__Problem to solve__: Scanning the entries below, copy every line that contains the word "Enter".

★ ★ ★ ★

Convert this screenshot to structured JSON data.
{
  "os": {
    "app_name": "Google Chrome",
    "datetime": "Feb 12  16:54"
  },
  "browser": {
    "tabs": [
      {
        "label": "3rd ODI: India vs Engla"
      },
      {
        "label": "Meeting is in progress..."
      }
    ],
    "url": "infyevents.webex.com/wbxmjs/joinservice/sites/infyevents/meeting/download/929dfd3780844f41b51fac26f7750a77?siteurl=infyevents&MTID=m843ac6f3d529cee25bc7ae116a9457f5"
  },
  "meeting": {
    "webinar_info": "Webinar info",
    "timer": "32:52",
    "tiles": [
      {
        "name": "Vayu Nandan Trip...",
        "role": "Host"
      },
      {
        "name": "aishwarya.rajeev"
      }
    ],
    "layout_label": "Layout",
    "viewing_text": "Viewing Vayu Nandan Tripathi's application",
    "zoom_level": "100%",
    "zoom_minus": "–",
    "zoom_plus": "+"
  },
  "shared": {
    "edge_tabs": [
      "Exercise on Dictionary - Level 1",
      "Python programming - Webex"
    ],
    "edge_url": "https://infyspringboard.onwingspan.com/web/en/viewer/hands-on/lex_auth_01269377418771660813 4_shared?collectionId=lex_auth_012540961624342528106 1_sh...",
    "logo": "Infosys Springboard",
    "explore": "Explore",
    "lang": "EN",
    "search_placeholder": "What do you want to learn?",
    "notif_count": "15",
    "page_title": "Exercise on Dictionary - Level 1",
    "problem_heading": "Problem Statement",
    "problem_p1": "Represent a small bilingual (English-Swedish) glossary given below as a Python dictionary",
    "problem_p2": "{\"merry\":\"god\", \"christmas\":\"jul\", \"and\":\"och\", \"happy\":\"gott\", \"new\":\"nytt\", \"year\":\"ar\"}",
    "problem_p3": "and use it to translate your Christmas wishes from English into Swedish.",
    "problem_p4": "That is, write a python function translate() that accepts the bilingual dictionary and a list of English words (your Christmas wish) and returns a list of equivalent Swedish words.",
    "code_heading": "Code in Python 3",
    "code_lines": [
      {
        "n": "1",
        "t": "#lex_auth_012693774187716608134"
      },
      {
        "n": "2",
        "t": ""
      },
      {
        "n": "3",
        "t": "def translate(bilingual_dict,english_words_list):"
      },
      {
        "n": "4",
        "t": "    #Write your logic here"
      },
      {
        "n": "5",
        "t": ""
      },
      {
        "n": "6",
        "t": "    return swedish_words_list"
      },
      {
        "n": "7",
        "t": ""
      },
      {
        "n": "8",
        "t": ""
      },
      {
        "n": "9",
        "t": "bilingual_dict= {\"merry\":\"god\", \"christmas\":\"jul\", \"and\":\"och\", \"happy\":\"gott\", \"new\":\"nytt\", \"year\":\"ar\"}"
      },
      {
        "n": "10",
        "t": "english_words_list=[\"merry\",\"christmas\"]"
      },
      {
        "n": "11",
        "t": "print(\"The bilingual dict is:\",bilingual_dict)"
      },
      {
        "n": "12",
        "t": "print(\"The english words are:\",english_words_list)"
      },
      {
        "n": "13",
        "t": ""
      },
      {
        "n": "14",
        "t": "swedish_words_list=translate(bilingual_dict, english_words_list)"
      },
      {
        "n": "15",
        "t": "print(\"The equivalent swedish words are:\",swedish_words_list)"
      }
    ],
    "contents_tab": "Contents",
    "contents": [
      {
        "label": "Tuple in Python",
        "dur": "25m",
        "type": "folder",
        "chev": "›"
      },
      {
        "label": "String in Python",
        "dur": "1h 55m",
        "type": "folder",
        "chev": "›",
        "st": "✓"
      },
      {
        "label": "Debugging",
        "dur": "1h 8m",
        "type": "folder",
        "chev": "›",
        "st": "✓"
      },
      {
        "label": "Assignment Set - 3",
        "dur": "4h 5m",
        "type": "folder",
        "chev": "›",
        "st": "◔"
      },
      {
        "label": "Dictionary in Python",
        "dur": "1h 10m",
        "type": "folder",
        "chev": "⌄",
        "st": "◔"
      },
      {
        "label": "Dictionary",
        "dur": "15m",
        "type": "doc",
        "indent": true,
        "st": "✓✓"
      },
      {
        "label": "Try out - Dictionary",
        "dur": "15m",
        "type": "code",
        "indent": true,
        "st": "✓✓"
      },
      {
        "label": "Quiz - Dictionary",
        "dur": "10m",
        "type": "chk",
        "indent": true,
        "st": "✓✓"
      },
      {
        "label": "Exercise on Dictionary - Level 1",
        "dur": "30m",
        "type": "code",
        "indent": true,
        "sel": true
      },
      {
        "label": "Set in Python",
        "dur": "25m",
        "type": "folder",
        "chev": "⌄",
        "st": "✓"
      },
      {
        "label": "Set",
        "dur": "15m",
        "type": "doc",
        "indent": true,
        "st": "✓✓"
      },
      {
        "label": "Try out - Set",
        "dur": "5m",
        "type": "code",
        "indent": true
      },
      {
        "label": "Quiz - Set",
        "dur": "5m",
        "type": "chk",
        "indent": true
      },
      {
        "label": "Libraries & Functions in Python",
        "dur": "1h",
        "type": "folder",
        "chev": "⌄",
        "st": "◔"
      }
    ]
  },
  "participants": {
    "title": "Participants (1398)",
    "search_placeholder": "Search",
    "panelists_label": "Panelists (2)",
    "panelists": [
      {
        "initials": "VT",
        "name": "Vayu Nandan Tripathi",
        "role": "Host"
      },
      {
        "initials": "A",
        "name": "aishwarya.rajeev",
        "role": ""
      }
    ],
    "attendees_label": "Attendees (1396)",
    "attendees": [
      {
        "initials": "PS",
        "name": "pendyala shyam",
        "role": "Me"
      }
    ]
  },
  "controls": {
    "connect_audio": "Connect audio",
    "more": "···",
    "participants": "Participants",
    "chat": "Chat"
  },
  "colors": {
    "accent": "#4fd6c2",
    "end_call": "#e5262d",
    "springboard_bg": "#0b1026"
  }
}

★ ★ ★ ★

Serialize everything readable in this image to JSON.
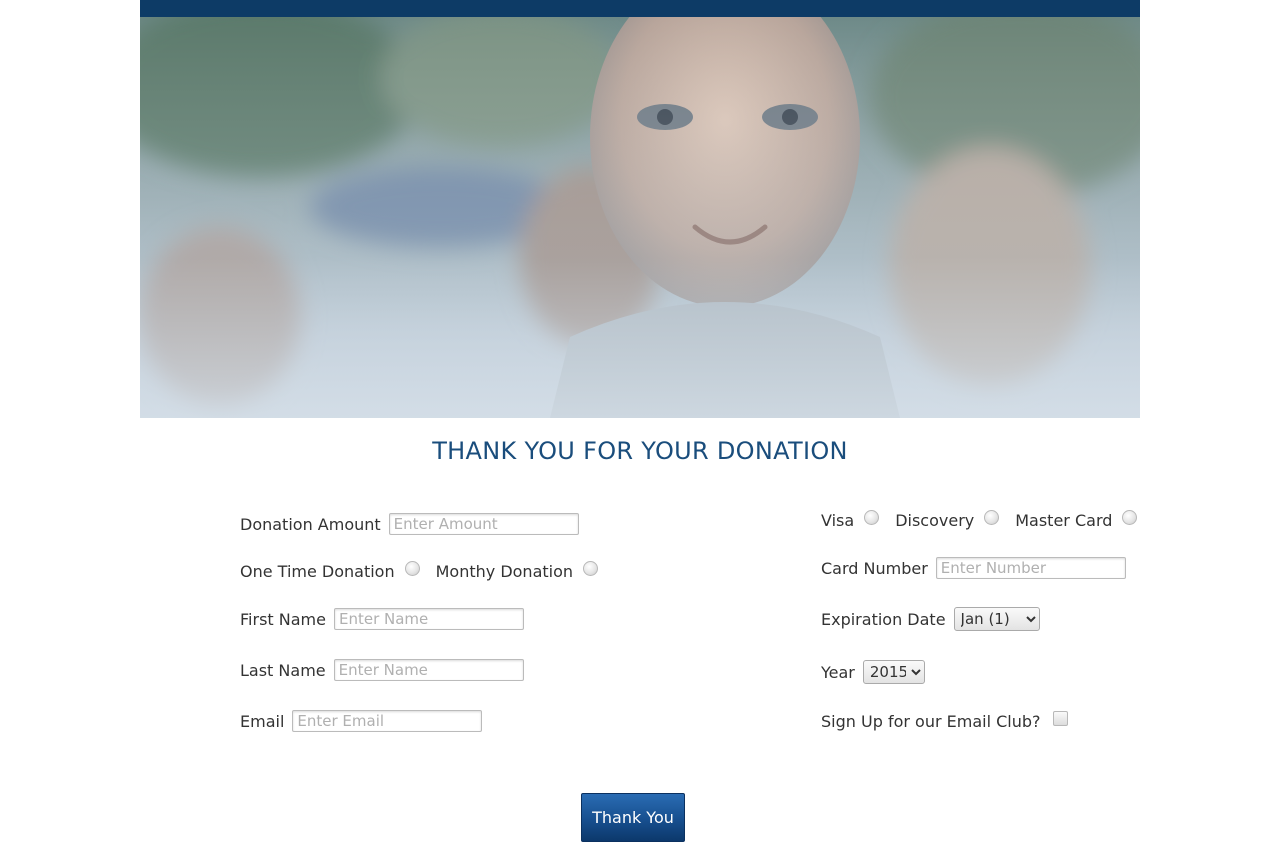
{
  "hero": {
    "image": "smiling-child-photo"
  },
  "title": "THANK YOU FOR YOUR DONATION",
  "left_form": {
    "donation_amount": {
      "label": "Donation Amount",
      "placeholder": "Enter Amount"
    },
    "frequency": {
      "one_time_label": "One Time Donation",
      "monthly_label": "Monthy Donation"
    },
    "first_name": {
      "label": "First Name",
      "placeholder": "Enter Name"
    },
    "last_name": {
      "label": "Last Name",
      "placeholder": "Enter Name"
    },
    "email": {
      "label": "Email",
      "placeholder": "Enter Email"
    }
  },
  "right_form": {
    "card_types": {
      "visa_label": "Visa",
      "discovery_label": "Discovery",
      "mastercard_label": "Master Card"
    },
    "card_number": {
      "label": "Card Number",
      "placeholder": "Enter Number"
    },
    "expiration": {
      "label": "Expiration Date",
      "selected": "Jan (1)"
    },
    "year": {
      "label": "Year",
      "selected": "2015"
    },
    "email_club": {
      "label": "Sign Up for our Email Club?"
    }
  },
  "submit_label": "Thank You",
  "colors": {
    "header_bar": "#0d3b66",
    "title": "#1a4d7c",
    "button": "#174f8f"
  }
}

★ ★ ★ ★

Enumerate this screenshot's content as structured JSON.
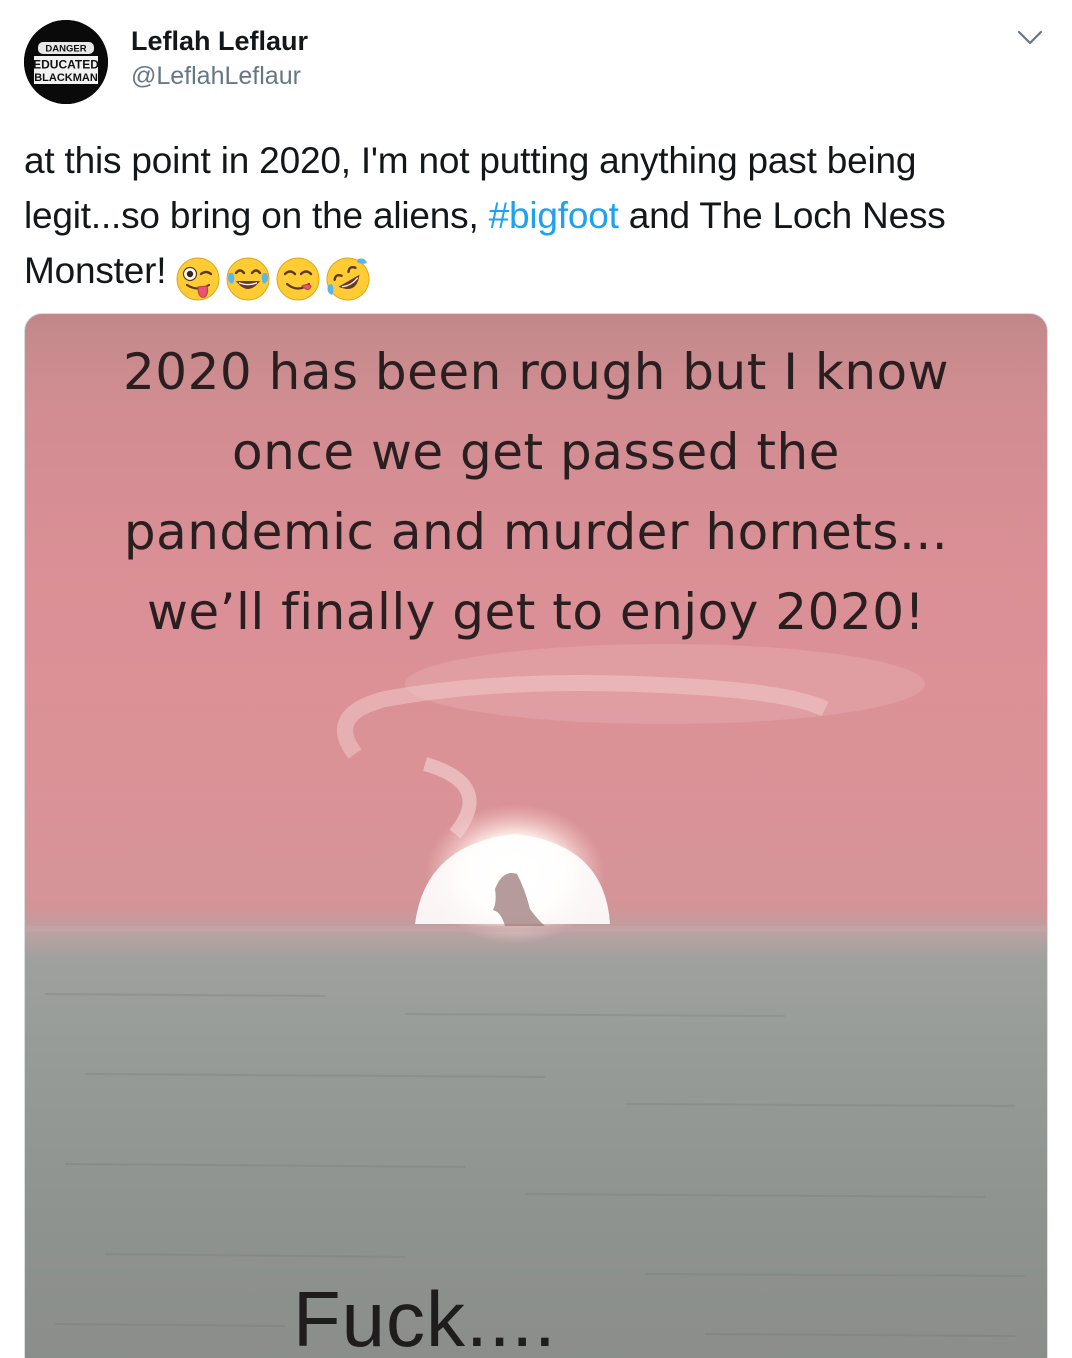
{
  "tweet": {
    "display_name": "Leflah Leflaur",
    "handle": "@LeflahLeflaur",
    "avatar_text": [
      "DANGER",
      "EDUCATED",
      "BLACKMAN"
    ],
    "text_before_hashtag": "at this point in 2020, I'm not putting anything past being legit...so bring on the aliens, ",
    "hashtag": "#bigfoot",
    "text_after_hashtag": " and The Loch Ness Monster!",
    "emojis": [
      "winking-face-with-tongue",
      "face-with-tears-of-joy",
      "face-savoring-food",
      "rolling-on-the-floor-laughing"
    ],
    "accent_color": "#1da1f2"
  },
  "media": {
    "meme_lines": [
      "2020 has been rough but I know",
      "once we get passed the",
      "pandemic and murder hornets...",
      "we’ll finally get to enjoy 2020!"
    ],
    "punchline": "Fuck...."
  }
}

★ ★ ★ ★

__Problem solution__:
      "placeholder": "Enter Amount"
      "placeholder": "Enter Name"
      "placeholder": "Enter Name"
      "placeholder": "Enter Email"
      "placeholder": "Enter Number"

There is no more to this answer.